### Exercise input

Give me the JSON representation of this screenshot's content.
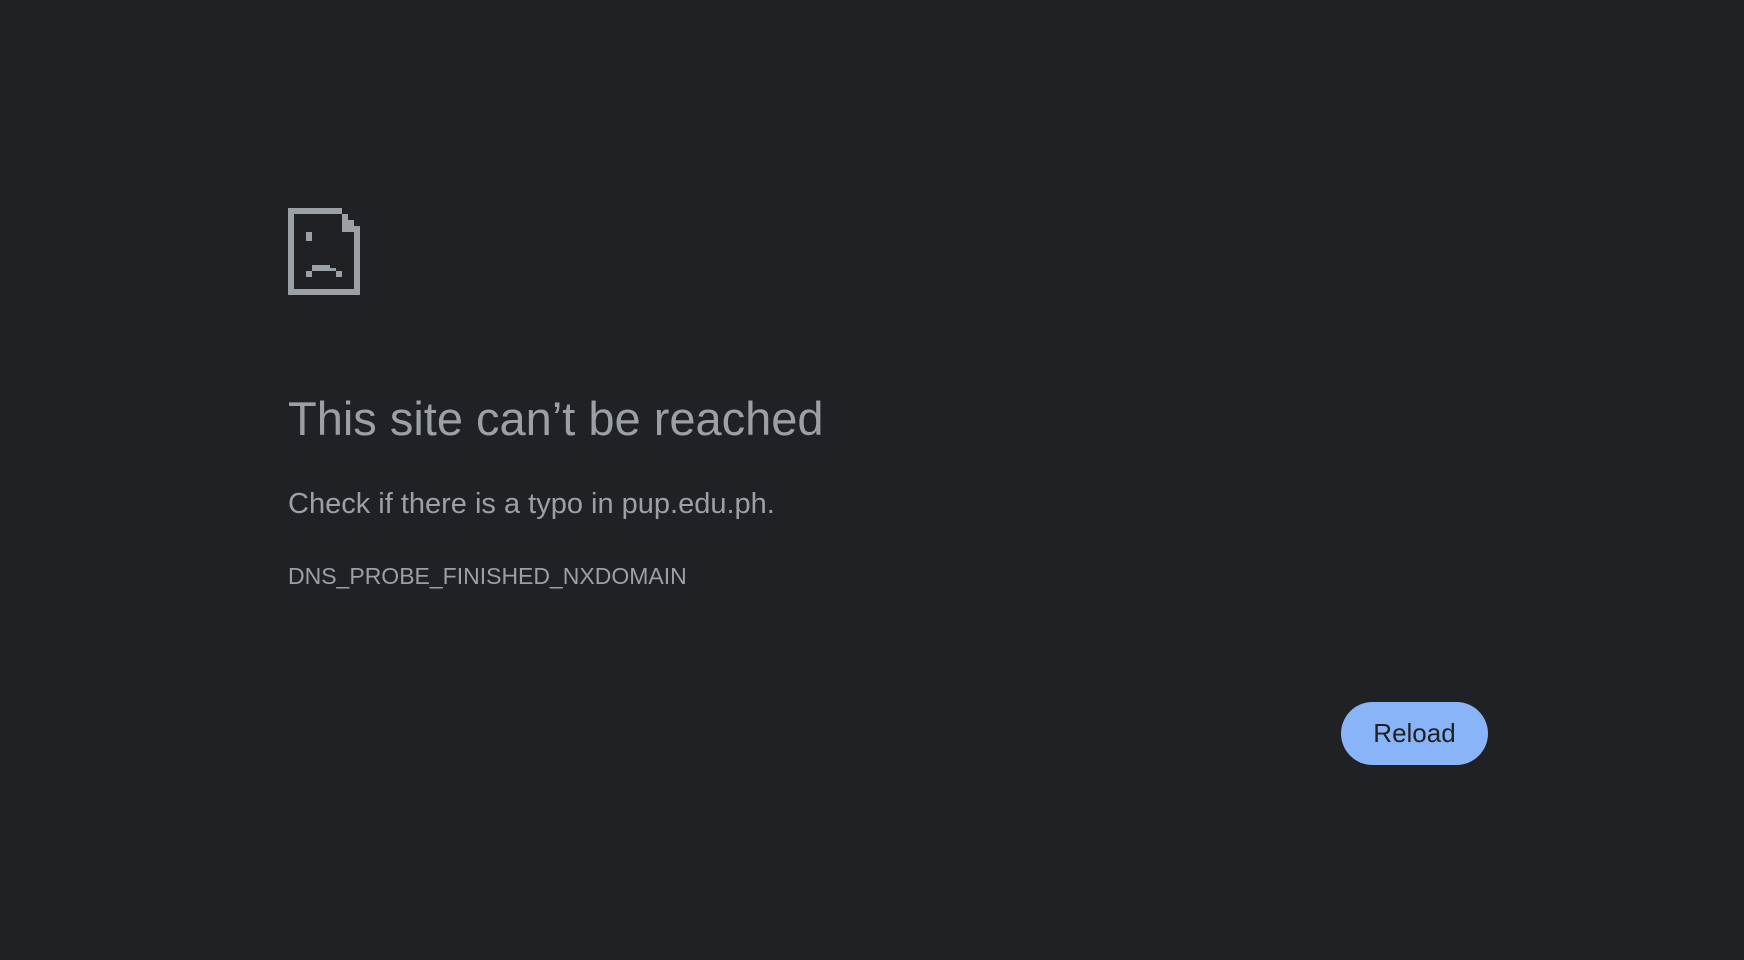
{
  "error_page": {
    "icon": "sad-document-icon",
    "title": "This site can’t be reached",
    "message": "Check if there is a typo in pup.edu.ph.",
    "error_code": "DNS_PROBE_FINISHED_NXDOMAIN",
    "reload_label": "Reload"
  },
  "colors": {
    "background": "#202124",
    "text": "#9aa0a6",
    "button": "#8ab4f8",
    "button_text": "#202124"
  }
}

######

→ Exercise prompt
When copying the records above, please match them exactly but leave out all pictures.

→ Result of this task
Give me the JSON representation of this screenshot's content.
{
  "error_page": {
    "icon": "sad-document-icon",
    "title": "This site can’t be reached",
    "message": "Check if there is a typo in pup.edu.ph.",
    "error_code": "DNS_PROBE_FINISHED_NXDOMAIN",
    "reload_label": "Reload"
  },
  "colors": {
    "background": "#202124",
    "text": "#9aa0a6",
    "button": "#8ab4f8",
    "button_text": "#202124"
  }
}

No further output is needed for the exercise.